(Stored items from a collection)
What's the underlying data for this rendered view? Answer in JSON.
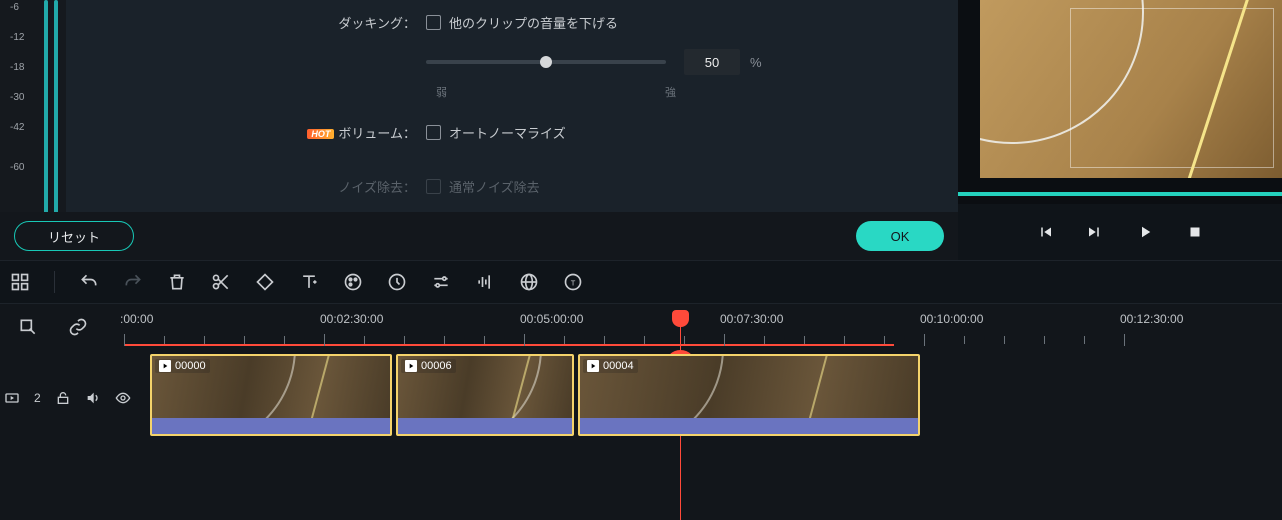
{
  "panel": {
    "ducking_label": "ダッキング：",
    "ducking_checkbox": "他のクリップの音量を下げる",
    "ducking_value": "50",
    "ducking_unit": "%",
    "weak": "弱",
    "strong": "強",
    "hot": "HOT",
    "volume_label": "ボリューム：",
    "autonormalize": "オートノーマライズ",
    "noise_label": "ノイズ除去：",
    "noise_checkbox": "通常ノイズ除去",
    "reset": "リセット",
    "ok": "OK"
  },
  "db_ticks": [
    "-6",
    "-12",
    "-18",
    "-30",
    "-42",
    "-60"
  ],
  "ruler": {
    "labels": [
      ":00:00",
      "00:02:30:00",
      "00:05:00:00",
      "00:07:30:00",
      "00:10:00:00",
      "00:12:30:00"
    ]
  },
  "track": {
    "num": "2"
  },
  "clips": [
    {
      "name": "00000"
    },
    {
      "name": "00006"
    },
    {
      "name": "00004"
    }
  ],
  "chart_data": {
    "type": "line",
    "title": "Audio dB meter ticks",
    "categories": [
      "-6",
      "-12",
      "-18",
      "-30",
      "-42",
      "-60"
    ],
    "values": [
      -6,
      -12,
      -18,
      -30,
      -42,
      -60
    ],
    "ylim": [
      -60,
      0
    ]
  }
}
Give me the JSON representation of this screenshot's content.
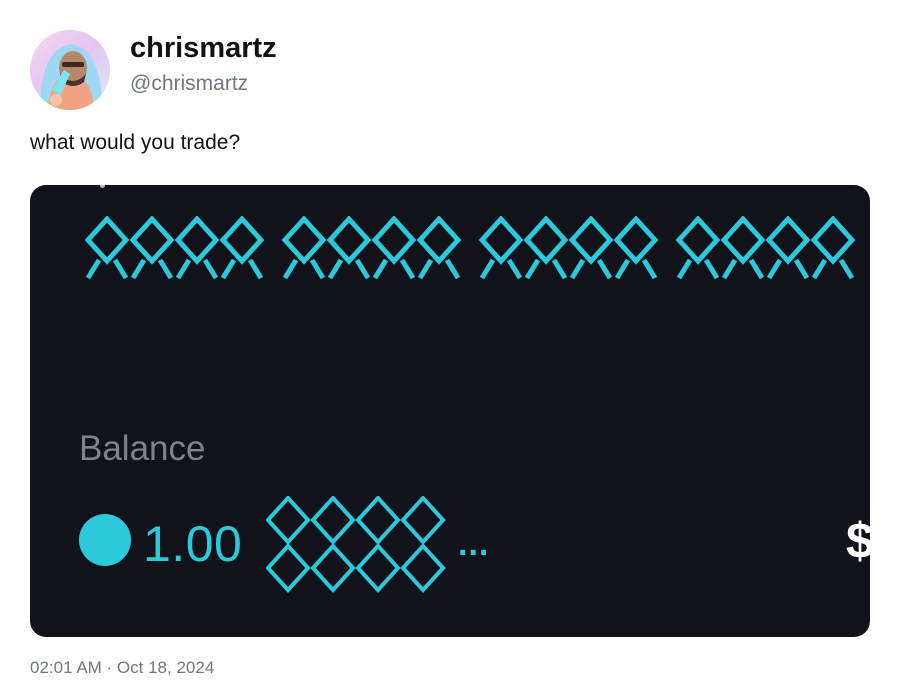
{
  "author": {
    "display_name": "chrismartz",
    "handle": "@chrismartz",
    "avatar_icon": "profile-photo-avatar"
  },
  "tweet": {
    "text": "what would you trade?",
    "timestamp": "02:01 AM · Oct 18, 2024"
  },
  "screenshot": {
    "balance_label": "Balance",
    "balance_amount": "1.00",
    "ellipsis": "...",
    "currency_fragment": "$",
    "token_icon": "teal-circle-token-icon",
    "accent_color": "#2bc9da",
    "background_color": "#12131a"
  }
}
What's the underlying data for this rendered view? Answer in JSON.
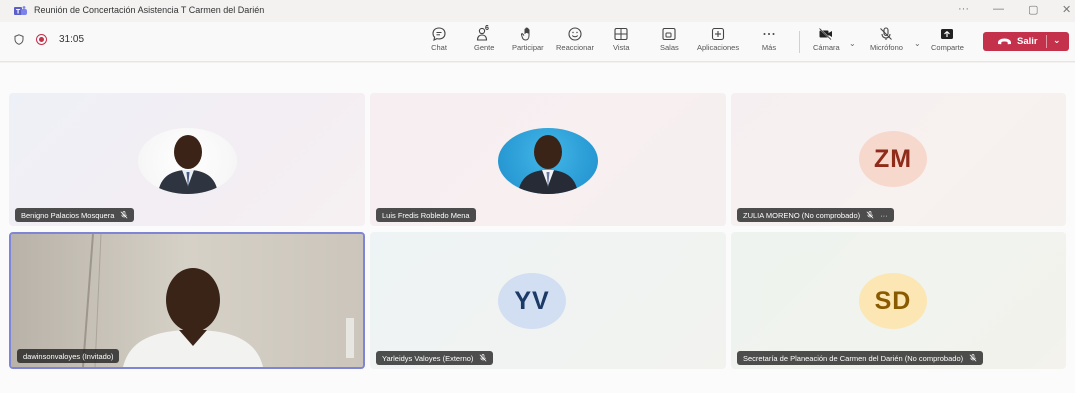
{
  "window": {
    "title": "Reunión de Concertación Asistencia T Carmen del Darién",
    "controls": {
      "more": "···",
      "minimize": "—",
      "restore": "▢",
      "close": "✕"
    }
  },
  "toolbar": {
    "timer": "31:05",
    "buttons": [
      {
        "id": "chat",
        "label": "Chat",
        "icon": "chat-icon"
      },
      {
        "id": "people",
        "label": "Gente",
        "icon": "people-icon",
        "count": "6"
      },
      {
        "id": "raise",
        "label": "Participar",
        "icon": "raise-hand-icon"
      },
      {
        "id": "react",
        "label": "Reaccionar",
        "icon": "smile-icon"
      },
      {
        "id": "view",
        "label": "Vista",
        "icon": "grid-icon"
      },
      {
        "id": "rooms",
        "label": "Salas",
        "icon": "breakout-rooms-icon"
      },
      {
        "id": "apps",
        "label": "Aplicaciones",
        "icon": "apps-icon"
      },
      {
        "id": "more",
        "label": "Más",
        "icon": "more-icon"
      },
      {
        "id": "camera",
        "label": "Cámara",
        "icon": "camera-off-icon"
      },
      {
        "id": "mic",
        "label": "Micrófono",
        "icon": "mic-off-icon"
      },
      {
        "id": "share",
        "label": "Comparte",
        "icon": "share-icon"
      }
    ],
    "leave_label": "Salir",
    "leave_color": "#c4314b"
  },
  "participants": [
    {
      "name": "Benigno Palacios Mosquera",
      "muted": true,
      "type": "photo"
    },
    {
      "name": "Luis Fredis Robledo Mena",
      "muted": false,
      "type": "photo"
    },
    {
      "name": "ZULIA MORENO (No comprobado)",
      "muted": true,
      "more": "···",
      "type": "initials",
      "initials": "ZM",
      "bg": "#f7d8cd",
      "fg": "#8f2b1a"
    },
    {
      "name": "dawinsonvaloyes (Invitado)",
      "muted": false,
      "type": "video",
      "active_speaker": true
    },
    {
      "name": "Yarleidys Valoyes (Externo)",
      "muted": true,
      "type": "initials",
      "initials": "YV",
      "bg": "#d2dff2",
      "fg": "#1b3a66"
    },
    {
      "name": "Secretaría de Planeación de Carmen del Darién (No comprobado)",
      "muted": true,
      "type": "initials",
      "initials": "SD",
      "bg": "#fbe6b4",
      "fg": "#8a5a00"
    }
  ],
  "colors": {
    "accent": "#6264a7",
    "recording": "#c4314b"
  }
}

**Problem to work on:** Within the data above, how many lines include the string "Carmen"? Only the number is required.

**Answer space:** 2